Rob Perrins, Managing Director of the Berkeley Group
We have got a full-blown housing crisis in the UK. But as the election campaign kicks off, all the attention so far has focused on deficit reduction and the NHS.
Clearly, some party strategists think house-building is too contentious. They assume that most people who vote already own a home and don't want any more near them.
The truth is housing is a top issue for the wider electorate. Home-owners also have children and those young people are shut out of the market.
There is also a great case for house-building that politicians can positively embrace.
New homes don't just provide people with shelter. They boost the economy and transform people's quality of life.
House-building helped pulled us out of recession in 2013. It has the fourth highest gross output multiplier of any industry in the UK. In plain English, that means building sites across Britain generate a lot of the jobs, tax and spending that drives our economy. A thriving housing market gives us the feel-good factor.

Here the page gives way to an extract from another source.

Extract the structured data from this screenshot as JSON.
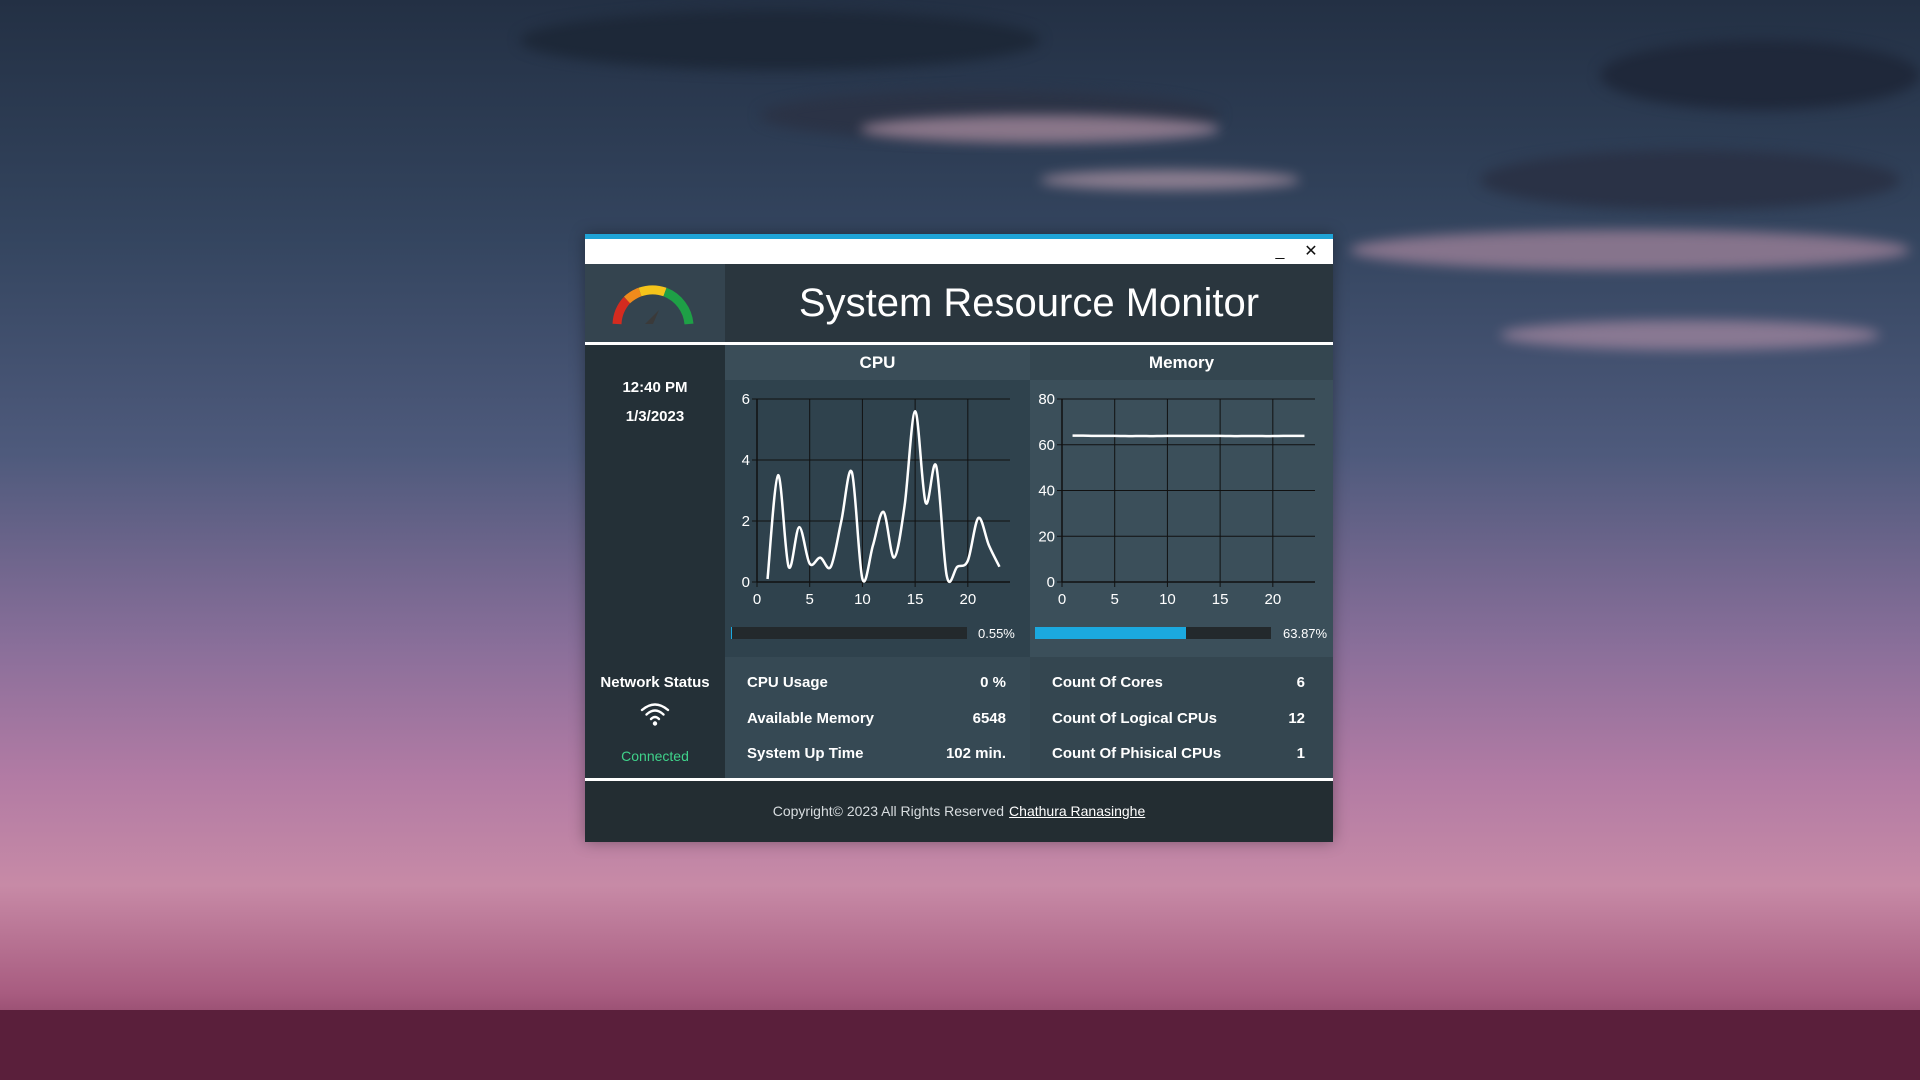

Just as important, house-building has a positive effect on communities. Good new development improves people's lives.
Schools, parks and roads are all built with funding from new development. Berkeley is building five schools at the moment, as well as nearly 4,000 new homes. Just before Christmas we completed only the second new road to be built in West Sussex this century. The lesson is, if you want new amenities, vote for housing, because it's not going to be delivered through public funding.
You can also measure people's happiness in newly built homes. The Government started measuring national wellbeing in 2011 and we use the same questions developed by the Office for National Statistics on many developments. The evidence suggests that life satisfaction and the sense of community is actually higher on good new development.
Our problem as an industry is that what people have seen historically of modern housing isn't great. Much of it lacked character and a sense of place. This was the result of misguided planning rules and a reluctance to invest in design. Both have now changed but it's our job to build better places, get the public on side and give councils the confidence to show some leadership.
The danger right now with an election is that the country gets caught in a wave of uncertainty and paralysis. The UK economy is in fact well placed in many respects: low inflation, falling unemployment and endless creative talent.
I think the Government and Bank of England have done almost everything required to create a positive platform for housebuilding, except giving us stability on taxation. We can no longer blame monetary policy and you will rarely find better conditions for buying a home.
But growth isn't inevitable. We have to get out there and make things happen. This mindset applies to all areas of business and society. Whatever sector you work in, we have to keep making decisions and getting things done.
The sense of stagnation gripping the Eurozone shows what happens otherwise. Deflation takes hold and the individuals or companies with any ambition move out. That's why we have 400,000 French people living here.
So in the coming weeks, amid all the bitterness of a tight election fight, let's show some courage and inject real pace into the business of building more homes. People in this country need somewhere good to live. They need quicker decisions from councils and a planning system that actively helps to create beautiful places where people want to live.
It's crazy that we give more land in Britain to golf courses than housing. The only country in Europe to build fewer homes per head of population is Bulgaria. That cannot be right.